▶ _Directions_: Leave out the pictures and restate the rest of the data exactly.

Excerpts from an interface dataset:
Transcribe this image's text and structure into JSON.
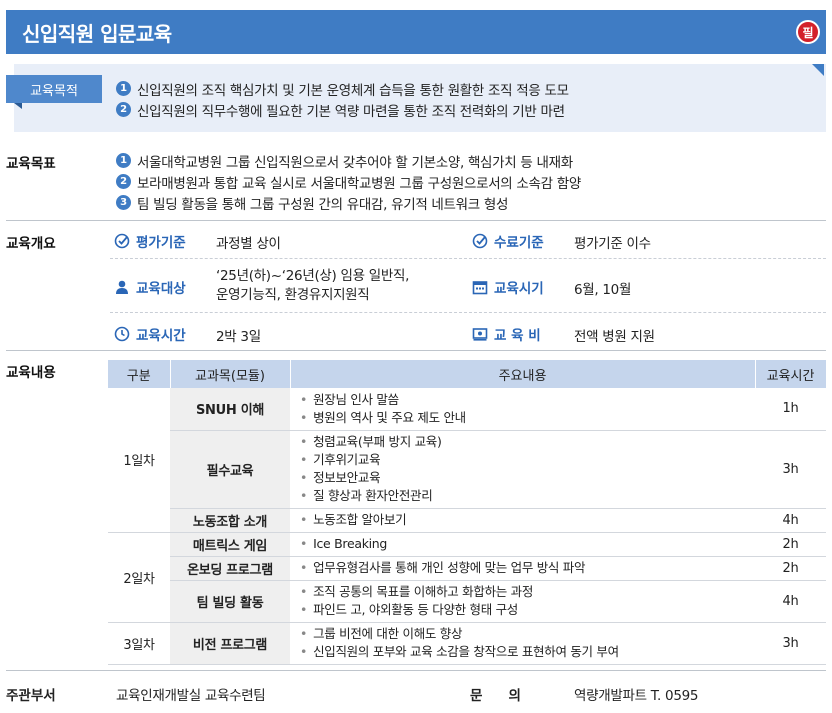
{
  "header": {
    "title": "신입직원 입문교육",
    "badge": "필"
  },
  "purpose": {
    "label": "교육목적",
    "items": [
      {
        "num": "1",
        "text": "신입직원의 조직 핵심가치 및 기본 운영체계 습득을 통한 원활한 조직 적응 도모"
      },
      {
        "num": "2",
        "text": "신입직원의 직무수행에 필요한 기본 역량 마련을 통한 조직 전력화의 기반 마련"
      }
    ]
  },
  "goals": {
    "label": "교육목표",
    "items": [
      {
        "num": "1",
        "text": "서울대학교병원 그룹 신입직원으로서 갖추어야 할 기본소양, 핵심가치 등 내재화"
      },
      {
        "num": "2",
        "text": "보라매병원과 통합 교육 실시로 서울대학교병원 그룹 구성원으로서의 소속감 함양"
      },
      {
        "num": "3",
        "text": "팀 빌딩 활동을 통해 그룹 구성원 간의 유대감, 유기적 네트워크 형성"
      }
    ]
  },
  "overview": {
    "label": "교육개요",
    "eval_key": "평가기준",
    "eval_val": "과정별 상이",
    "complete_key": "수료기준",
    "complete_val": "평가기준 이수",
    "target_key": "교육대상",
    "target_val_1": "‘25년(하)~‘26년(상) 임용 일반직,",
    "target_val_2": "운영기능직, 환경유지지원직",
    "period_key": "교육시기",
    "period_val": "6월, 10월",
    "time_key": "교육시간",
    "time_val": "2박 3일",
    "cost_key": "교 육 비",
    "cost_val": "전액 병원 지원"
  },
  "content": {
    "label": "교육내용",
    "headers": [
      "구분",
      "교과목(모듈)",
      "주요내용",
      "교육시간"
    ],
    "days": [
      "1일차",
      "2일차",
      "3일차"
    ],
    "rows": [
      {
        "module": "SNUH 이해",
        "items": [
          "원장님 인사 말씀",
          "병원의 역사 및 주요 제도 안내"
        ],
        "hours": "1h"
      },
      {
        "module": "필수교육",
        "items": [
          "청렴교육(부패 방지 교육)",
          "기후위기교육",
          "정보보안교육",
          "질 향상과 환자안전관리"
        ],
        "hours": "3h"
      },
      {
        "module": "노동조합 소개",
        "items": [
          "노동조합 알아보기"
        ],
        "hours": "4h"
      },
      {
        "module": "매트릭스 게임",
        "items": [
          "Ice Breaking"
        ],
        "hours": "2h"
      },
      {
        "module": "온보딩 프로그램",
        "items": [
          "업무유형검사를 통해 개인 성향에 맞는 업무 방식 파악"
        ],
        "hours": "2h"
      },
      {
        "module": "팀 빌딩 활동",
        "items": [
          "조직 공통의 목표를 이해하고 화합하는 과정",
          "파인드 고, 야외활동 등 다양한 형태 구성"
        ],
        "hours": "4h"
      },
      {
        "module": "비전 프로그램",
        "items": [
          "그룹 비전에 대한 이해도 향상",
          "신입직원의 포부와 교육 소감을 창작으로 표현하여 동기 부여"
        ],
        "hours": "3h"
      }
    ]
  },
  "footer": {
    "dept_label": "주관부서",
    "dept_val": "교육인재개발실 교육수련팀",
    "inquiry_label": "문　　의",
    "inquiry_val": "역량개발파트 T. 0595"
  },
  "colors": {
    "primary": "#3f7cc4",
    "badge": "#d3202a",
    "purpose_bg": "#e8eef8",
    "table_header": "#c5d5ec"
  }
}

▶ _Output below_:
Transcribe this image's text and structure into JSON.
{
  "header": {
    "title": "신입직원 입문교육",
    "badge": "필"
  },
  "purpose": {
    "label": "교육목적",
    "items": [
      {
        "num": "1",
        "text": "신입직원의 조직 핵심가치 및 기본 운영체계 습득을 통한 원활한 조직 적응 도모"
      },
      {
        "num": "2",
        "text": "신입직원의 직무수행에 필요한 기본 역량 마련을 통한 조직 전력화의 기반 마련"
      }
    ]
  },
  "goals": {
    "label": "교육목표",
    "items": [
      {
        "num": "1",
        "text": "서울대학교병원 그룹 신입직원으로서 갖추어야 할 기본소양, 핵심가치 등 내재화"
      },
      {
        "num": "2",
        "text": "보라매병원과 통합 교육 실시로 서울대학교병원 그룹 구성원으로서의 소속감 함양"
      },
      {
        "num": "3",
        "text": "팀 빌딩 활동을 통해 그룹 구성원 간의 유대감, 유기적 네트워크 형성"
      }
    ]
  },
  "overview": {
    "label": "교육개요",
    "eval_key": "평가기준",
    "eval_val": "과정별 상이",
    "complete_key": "수료기준",
    "complete_val": "평가기준 이수",
    "target_key": "교육대상",
    "target_val_1": "‘25년(하)~‘26년(상) 임용 일반직,",
    "target_val_2": "운영기능직, 환경유지지원직",
    "period_key": "교육시기",
    "period_val": "6월, 10월",
    "time_key": "교육시간",
    "time_val": "2박 3일",
    "cost_key": "교 육 비",
    "cost_val": "전액 병원 지원"
  },
  "content": {
    "label": "교육내용",
    "headers": [
      "구분",
      "교과목(모듈)",
      "주요내용",
      "교육시간"
    ],
    "days": [
      "1일차",
      "2일차",
      "3일차"
    ],
    "rows": [
      {
        "module": "SNUH 이해",
        "items": [
          "원장님 인사 말씀",
          "병원의 역사 및 주요 제도 안내"
        ],
        "hours": "1h"
      },
      {
        "module": "필수교육",
        "items": [
          "청렴교육(부패 방지 교육)",
          "기후위기교육",
          "정보보안교육",
          "질 향상과 환자안전관리"
        ],
        "hours": "3h"
      },
      {
        "module": "노동조합 소개",
        "items": [
          "노동조합 알아보기"
        ],
        "hours": "4h"
      },
      {
        "module": "매트릭스 게임",
        "items": [
          "Ice Breaking"
        ],
        "hours": "2h"
      },
      {
        "module": "온보딩 프로그램",
        "items": [
          "업무유형검사를 통해 개인 성향에 맞는 업무 방식 파악"
        ],
        "hours": "2h"
      },
      {
        "module": "팀 빌딩 활동",
        "items": [
          "조직 공통의 목표를 이해하고 화합하는 과정",
          "파인드 고, 야외활동 등 다양한 형태 구성"
        ],
        "hours": "4h"
      },
      {
        "module": "비전 프로그램",
        "items": [
          "그룹 비전에 대한 이해도 향상",
          "신입직원의 포부와 교육 소감을 창작으로 표현하여 동기 부여"
        ],
        "hours": "3h"
      }
    ]
  },
  "footer": {
    "dept_label": "주관부서",
    "dept_val": "교육인재개발실 교육수련팀",
    "inquiry_label": "문　　의",
    "inquiry_val": "역량개발파트 T. 0595"
  },
  "colors": {
    "primary": "#3f7cc4",
    "badge": "#d3202a",
    "purpose_bg": "#e8eef8",
    "table_header": "#c5d5ec"
  }
}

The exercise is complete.